28 Feb 2013, BioSpectrum Bureau , BioSpectrum
Singapore: GE Healthcare Life Sciences has chosen Ms Jane Stout (from the US), Ms Anushree Balachandran (from Australia) and Mr Markus Posch (from the UK) as winners of the GE Healthcare 2012 Cell Imaging Competition. The winners were chosen based on 15,000 votes cast by public. The cellular images of the prize-winners will be displayed in Times Square, New York, US, on NBC Universal's HD screen at a special event on April 19-21, 2013.
Ms Stout, who is from the School of Medicine, Indiana University, US, won the first place in Microscopy category for her image (focusing on Cancer) on 'metaphase epithelial cell stained for microtubules (red), kinetochores (green) and DNA (blue)'.
Ms Balachandran, who is from Genea, Sydney, Australia, won the first place in High-Content Analysis category for her image (focusing on Huntingdon's disease) on 'Huntington's stem cell derived oligodendrocyte precursors stained for phalloidin (green), vinculin (red) and DNA (blue)'.
Mr Posch, who is from the Center for Gene Regulation and Expression, University of Dundee, UK, was the Regional Winner in Microscopy category for his image (focusing on Cancer) on 'prometaphase human cervical carcinoma (HeLa) cell with GFP-histone labeled chromosomes (blue) stained for tubulin (yellow)'.

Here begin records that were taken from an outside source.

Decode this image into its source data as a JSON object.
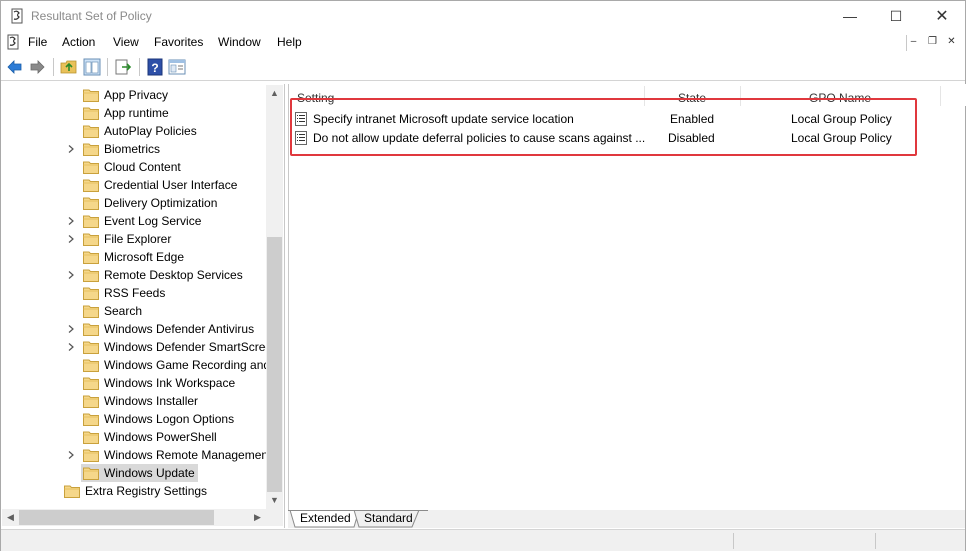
{
  "window": {
    "title": "Resultant Set of Policy",
    "controls": {
      "minimize": "—",
      "maximize": "☐",
      "close": "✕"
    }
  },
  "menu": {
    "items": [
      "File",
      "Action",
      "View",
      "Favorites",
      "Window",
      "Help"
    ]
  },
  "toolbar": {
    "buttons": [
      "back-arrow-icon",
      "forward-arrow-icon",
      "up-folder-icon",
      "show-hide-tree-icon",
      "export-list-icon",
      "help-icon",
      "properties-pane-icon"
    ]
  },
  "tree": {
    "items": [
      {
        "label": "App Privacy",
        "expandable": false
      },
      {
        "label": "App runtime",
        "expandable": false
      },
      {
        "label": "AutoPlay Policies",
        "expandable": false
      },
      {
        "label": "Biometrics",
        "expandable": true
      },
      {
        "label": "Cloud Content",
        "expandable": false
      },
      {
        "label": "Credential User Interface",
        "expandable": false
      },
      {
        "label": "Delivery Optimization",
        "expandable": false
      },
      {
        "label": "Event Log Service",
        "expandable": true
      },
      {
        "label": "File Explorer",
        "expandable": true
      },
      {
        "label": "Microsoft Edge",
        "expandable": false
      },
      {
        "label": "Remote Desktop Services",
        "expandable": true
      },
      {
        "label": "RSS Feeds",
        "expandable": false
      },
      {
        "label": "Search",
        "expandable": false
      },
      {
        "label": "Windows Defender Antivirus",
        "expandable": true
      },
      {
        "label": "Windows Defender SmartScree",
        "expandable": true
      },
      {
        "label": "Windows Game Recording and",
        "expandable": false
      },
      {
        "label": "Windows Ink Workspace",
        "expandable": false
      },
      {
        "label": "Windows Installer",
        "expandable": false
      },
      {
        "label": "Windows Logon Options",
        "expandable": false
      },
      {
        "label": "Windows PowerShell",
        "expandable": false
      },
      {
        "label": "Windows Remote Managemen",
        "expandable": true
      },
      {
        "label": "Windows Update",
        "expandable": false,
        "selected": true
      }
    ],
    "parent_item": "Extra Registry Settings"
  },
  "table": {
    "columns": [
      "Setting",
      "State",
      "GPO Name"
    ],
    "rows": [
      {
        "setting": "Specify intranet Microsoft update service location",
        "state": "Enabled",
        "gpo": "Local Group Policy"
      },
      {
        "setting": "Do not allow update deferral policies to cause scans against ...",
        "state": "Disabled",
        "gpo": "Local Group Policy"
      }
    ]
  },
  "tabs": [
    "Extended",
    "Standard"
  ],
  "active_tab": "Standard",
  "colors": {
    "highlight_border": "#e0383d",
    "selection_bg": "#d9d9d9",
    "folder": "#f5d78a"
  }
}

Now in its sixth year, GE Healthcare's annual competition showcases the beauty of cells and the inspiring research conducted by cellular biologists around the world. In 2012, for the first time, there were two categories for submission, including high-content analysis and microscopy.
The competition attracted over 100 entries from researchers, who are investigating at the cellular level conditions such as cancer, HIV, and neurodegenerative disease. An expert scientific panel of five judges shortlisted the finalists for each category, which then went forward to the public vote.
Dr Eric Roman, GM, research and applied markets, GE Healthcare Life Sciences, said: "This year's winning images are as beautiful and compelling as ever. Not only can they be appreciated from an aesthetic point of view, but they remind us of the cellular complexity behind disease and why the study of cells is so important. We thank all the contestants for sending us their images, the judging panel and everyone who cast a vote."
This year's shortlist was selected by Dr Kristie Nybo, assistant editor at BioTechniques; Dr Julian Heath, editor, Microscopy & Analysis; Dr Nick Thomas, principal scientist, GE Healthcare; Dr Paul Goodwin, science director at GE Healthcare; and former GE Healthcare Cell Imaging Competition winner Dr Leslie Caron, research scientist at Genea.